> Directions for this task
Please give the records below again in full, exactly, with the images left out.
___ Record set ___
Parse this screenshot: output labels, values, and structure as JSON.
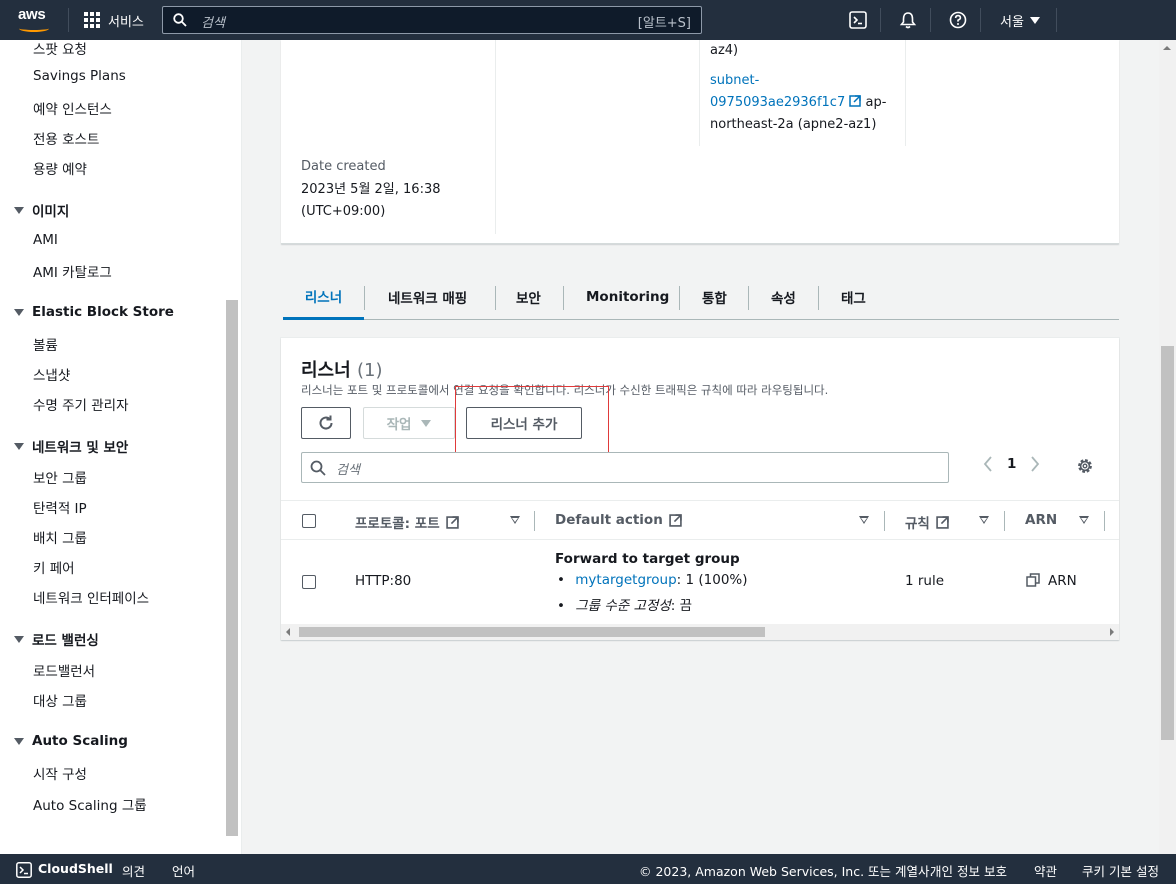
{
  "topnav": {
    "logo_text": "aws",
    "services_label": "서비스",
    "search_placeholder": "검색",
    "search_shortcut": "[알트+S]",
    "region": "서울"
  },
  "sidebar": {
    "items_top": [
      "스팟 요청",
      "Savings Plans",
      "예약 인스턴스",
      "전용 호스트",
      "용량 예약"
    ],
    "sections": [
      {
        "title": "이미지",
        "items": [
          "AMI",
          "AMI 카탈로그"
        ]
      },
      {
        "title": "Elastic Block Store",
        "items": [
          "볼륨",
          "스냅샷",
          "수명 주기 관리자"
        ]
      },
      {
        "title": "네트워크 및 보안",
        "items": [
          "보안 그룹",
          "탄력적 IP",
          "배치 그룹",
          "키 페어",
          "네트워크 인터페이스"
        ]
      },
      {
        "title": "로드 밸런싱",
        "items": [
          "로드밸런서",
          "대상 그룹"
        ]
      },
      {
        "title": "Auto Scaling",
        "items": [
          "시작 구성",
          "Auto Scaling 그룹"
        ]
      }
    ]
  },
  "details": {
    "az_tail": "az4)",
    "subnet_link_1": "subnet-",
    "subnet_link_2": "0975093ae2936f1c7",
    "subnet_suffix_1": "ap-",
    "subnet_suffix_2": "northeast-2a (apne2-az1)",
    "date_label": "Date created",
    "date_value_1": "2023년 5월 2일, 16:38",
    "date_value_2": "(UTC+09:00)"
  },
  "tabs": [
    "리스너",
    "네트워크 매핑",
    "보안",
    "Monitoring",
    "통합",
    "속성",
    "태그"
  ],
  "listeners": {
    "title": "리스너",
    "count": "(1)",
    "description": "리스너는 포트 및 프로토콜에서 연결 요청을 확인합니다. 리스너가 수신한 트래픽은 규칙에 따라 라우팅됩니다.",
    "actions_label": "작업",
    "add_label": "리스너 추가",
    "filter_placeholder": "검색",
    "page": "1",
    "columns": {
      "protocol": "프로토콜: 포트",
      "action": "Default action",
      "rules": "규칙",
      "arn": "ARN"
    },
    "row": {
      "protocol": "HTTP:80",
      "action_title": "Forward to target group",
      "target_link": "mytargetgroup",
      "target_weight": ": 1 (100%)",
      "stickiness_label": "그룹 수준 고정성",
      "stickiness_value": ": 끔",
      "rules": "1 rule",
      "arn": "ARN"
    }
  },
  "footer": {
    "cloudshell": "CloudShell",
    "feedback": "의견",
    "language": "언어",
    "copyright": "© 2023, Amazon Web Services, Inc. 또는 계열사.",
    "privacy": "개인 정보 보호",
    "terms": "약관",
    "cookies": "쿠키 기본 설정"
  },
  "colors": {
    "nav_bg": "#232f3e",
    "link": "#0073bb",
    "accent": "#ff9900",
    "highlight": "#e03a3a"
  }
}
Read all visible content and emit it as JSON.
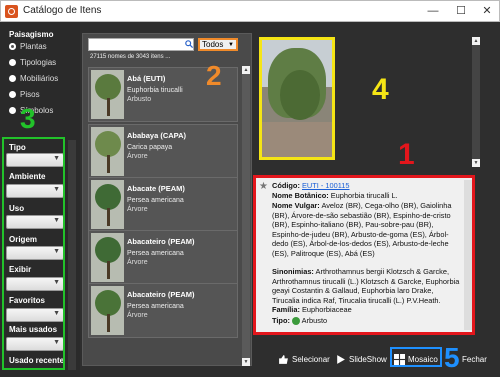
{
  "window": {
    "title": "Catálogo de Itens",
    "minimize": "—",
    "maximize": "☐",
    "close": "✕"
  },
  "sidebar": {
    "section_title": "Paisagismo",
    "radio_items": [
      {
        "label": "Plantas",
        "selected": true
      },
      {
        "label": "Tipologias",
        "selected": false
      },
      {
        "label": "Mobiliários",
        "selected": false
      },
      {
        "label": "Pisos",
        "selected": false
      },
      {
        "label": "Símbolos",
        "selected": false
      }
    ],
    "filters": [
      {
        "label": "Tipo"
      },
      {
        "label": "Ambiente"
      },
      {
        "label": "Uso"
      },
      {
        "label": "Origem"
      },
      {
        "label": "Exibir"
      },
      {
        "label": "Favoritos"
      },
      {
        "label": "Mais usados"
      },
      {
        "label": "Usado recente"
      }
    ]
  },
  "list": {
    "search_placeholder": "",
    "filter_value": "Todos",
    "count_text": "27115 nomes de 3043 itens ...",
    "items": [
      {
        "name": "Abá (EUTI)",
        "scientific": "Euphorbia tirucalli",
        "type": "Arbusto"
      },
      {
        "name": "Ababaya (CAPA)",
        "scientific": "Carica papaya",
        "type": "Árvore"
      },
      {
        "name": "Abacate (PEAM)",
        "scientific": "Persea americana",
        "type": "Árvore"
      },
      {
        "name": "Abacateiro (PEAM)",
        "scientific": "Persea americana",
        "type": "Árvore"
      },
      {
        "name": "Abacateiro (PEAM)",
        "scientific": "Persea americana",
        "type": "Árvore"
      }
    ]
  },
  "detail": {
    "code_label": "Código:",
    "code_value": "EUTI - 100115",
    "botanical_label": "Nome Botânico:",
    "botanical_value": "Euphorbia tirucalli L.",
    "vulgar_label": "Nome Vulgar:",
    "vulgar_value": "Aveloz (BR), Cega-olho (BR), Gaiolinha (BR), Árvore-de-são sebastião (BR), Espinho-de-cristo (BR), Espinho-italiano (BR), Pau-sobre-pau (BR), Espinho-de-judeu (BR), Arbusto-de-goma (ES), Árbol-dedo (ES), Árbol-de-los-dedos (ES), Arbusto-de-leche (ES), Palitroque (ES), Abá (ES)",
    "syn_label": "Sinonimias:",
    "syn_value": "Arthrothamnus bergii Klotzsch & Garcke, Arthrothamnus tirucalli (L.) Klotzsch & Garcke, Euphorbia geayi Costantin & Gallaud, Euphorbia laro Drake, Tirucalia indica Raf, Tirucalia tirucalli (L.) P.V.Heath.",
    "family_label": "Família:",
    "family_value": "Euphorbiaceae",
    "type_label": "Tipo:",
    "type_value": "Arbusto"
  },
  "toolbar": {
    "select_label": "Selecionar",
    "slideshow_label": "SlideShow",
    "mosaic_label": "Mosaico",
    "close_label": "Fechar"
  },
  "annotations": {
    "n1": "1",
    "n2": "2",
    "n3": "3",
    "n4": "4",
    "n5": "5",
    "c1": "#e3161c",
    "c2": "#f08a2a",
    "c3": "#22c22a",
    "c4": "#f5e515",
    "c5": "#1e90ff"
  }
}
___
> Exercise solution
Parse this screenshot: output labels, values, and structure as JSON.
{
  "topnav": {
    "logo_text": "aws",
    "services_label": "서비스",
    "search_placeholder": "검색",
    "search_shortcut": "[알트+S]",
    "region": "서울"
  },
  "sidebar": {
    "items_top": [
      "스팟 요청",
      "Savings Plans",
      "예약 인스턴스",
      "전용 호스트",
      "용량 예약"
    ],
    "sections": [
      {
        "title": "이미지",
        "items": [
          "AMI",
          "AMI 카탈로그"
        ]
      },
      {
        "title": "Elastic Block Store",
        "items": [
          "볼륨",
          "스냅샷",
          "수명 주기 관리자"
        ]
      },
      {
        "title": "네트워크 및 보안",
        "items": [
          "보안 그룹",
          "탄력적 IP",
          "배치 그룹",
          "키 페어",
          "네트워크 인터페이스"
        ]
      },
      {
        "title": "로드 밸런싱",
        "items": [
          "로드밸런서",
          "대상 그룹"
        ]
      },
      {
        "title": "Auto Scaling",
        "items": [
          "시작 구성",
          "Auto Scaling 그룹"
        ]
      }
    ]
  },
  "details": {
    "az_tail": "az4)",
    "subnet_link_1": "subnet-",
    "subnet_link_2": "0975093ae2936f1c7",
    "subnet_suffix_1": "ap-",
    "subnet_suffix_2": "northeast-2a (apne2-az1)",
    "date_label": "Date created",
    "date_value_1": "2023년 5월 2일, 16:38",
    "date_value_2": "(UTC+09:00)"
  },
  "tabs": [
    "리스너",
    "네트워크 매핑",
    "보안",
    "Monitoring",
    "통합",
    "속성",
    "태그"
  ],
  "listeners": {
    "title": "리스너",
    "count": "(1)",
    "description": "리스너는 포트 및 프로토콜에서 연결 요청을 확인합니다. 리스너가 수신한 트래픽은 규칙에 따라 라우팅됩니다.",
    "actions_label": "작업",
    "add_label": "리스너 추가",
    "filter_placeholder": "검색",
    "page": "1",
    "columns": {
      "protocol": "프로토콜: 포트",
      "action": "Default action",
      "rules": "규칙",
      "arn": "ARN"
    },
    "row": {
      "protocol": "HTTP:80",
      "action_title": "Forward to target group",
      "target_link": "mytargetgroup",
      "target_weight": ": 1 (100%)",
      "stickiness_label": "그룹 수준 고정성",
      "stickiness_value": ": 끔",
      "rules": "1 rule",
      "arn": "ARN"
    }
  },
  "footer": {
    "cloudshell": "CloudShell",
    "feedback": "의견",
    "language": "언어",
    "copyright": "© 2023, Amazon Web Services, Inc. 또는 계열사.",
    "privacy": "개인 정보 보호",
    "terms": "약관",
    "cookies": "쿠키 기본 설정"
  },
  "colors": {
    "nav_bg": "#232f3e",
    "link": "#0073bb",
    "accent": "#ff9900",
    "highlight": "#e03a3a"
  }
}
Read all visible content and emit it as JSON.
{
  "window": {
    "title": "Catálogo de Itens",
    "minimize": "—",
    "maximize": "☐",
    "close": "✕"
  },
  "sidebar": {
    "section_title": "Paisagismo",
    "radio_items": [
      {
        "label": "Plantas",
        "selected": true
      },
      {
        "label": "Tipologias",
        "selected": false
      },
      {
        "label": "Mobiliários",
        "selected": false
      },
      {
        "label": "Pisos",
        "selected": false
      },
      {
        "label": "Símbolos",
        "selected": false
      }
    ],
    "filters": [
      {
        "label": "Tipo"
      },
      {
        "label": "Ambiente"
      },
      {
        "label": "Uso"
      },
      {
        "label": "Origem"
      },
      {
        "label": "Exibir"
      },
      {
        "label": "Favoritos"
      },
      {
        "label": "Mais usados"
      },
      {
        "label": "Usado recente"
      }
    ]
  },
  "list": {
    "search_placeholder": "",
    "filter_value": "Todos",
    "count_text": "27115 nomes de 3043 itens ...",
    "items": [
      {
        "name": "Abá (EUTI)",
        "scientific": "Euphorbia tirucalli",
        "type": "Arbusto"
      },
      {
        "name": "Ababaya (CAPA)",
        "scientific": "Carica papaya",
        "type": "Árvore"
      },
      {
        "name": "Abacate (PEAM)",
        "scientific": "Persea americana",
        "type": "Árvore"
      },
      {
        "name": "Abacateiro (PEAM)",
        "scientific": "Persea americana",
        "type": "Árvore"
      },
      {
        "name": "Abacateiro (PEAM)",
        "scientific": "Persea americana",
        "type": "Árvore"
      }
    ]
  },
  "detail": {
    "code_label": "Código:",
    "code_value": "EUTI - 100115",
    "botanical_label": "Nome Botânico:",
    "botanical_value": "Euphorbia tirucalli L.",
    "vulgar_label": "Nome Vulgar:",
    "vulgar_value": "Aveloz (BR), Cega-olho (BR), Gaiolinha (BR), Árvore-de-são sebastião (BR), Espinho-de-cristo (BR), Espinho-italiano (BR), Pau-sobre-pau (BR), Espinho-de-judeu (BR), Arbusto-de-goma (ES), Árbol-dedo (ES), Árbol-de-los-dedos (ES), Arbusto-de-leche (ES), Palitroque (ES), Abá (ES)",
    "syn_label": "Sinonimias:",
    "syn_value": "Arthrothamnus bergii Klotzsch & Garcke, Arthrothamnus tirucalli (L.) Klotzsch & Garcke, Euphorbia geayi Costantin & Gallaud, Euphorbia laro Drake, Tirucalia indica Raf, Tirucalia tirucalli (L.) P.V.Heath.",
    "family_label": "Família:",
    "family_value": "Euphorbiaceae",
    "type_label": "Tipo:",
    "type_value": "Arbusto"
  },
  "toolbar": {
    "select_label": "Selecionar",
    "slideshow_label": "SlideShow",
    "mosaic_label": "Mosaico",
    "close_label": "Fechar"
  },
  "annotations": {
    "n1": "1",
    "n2": "2",
    "n3": "3",
    "n4": "4",
    "n5": "5",
    "c1": "#e3161c",
    "c2": "#f08a2a",
    "c3": "#22c22a",
    "c4": "#f5e515",
    "c5": "#1e90ff"
  }
}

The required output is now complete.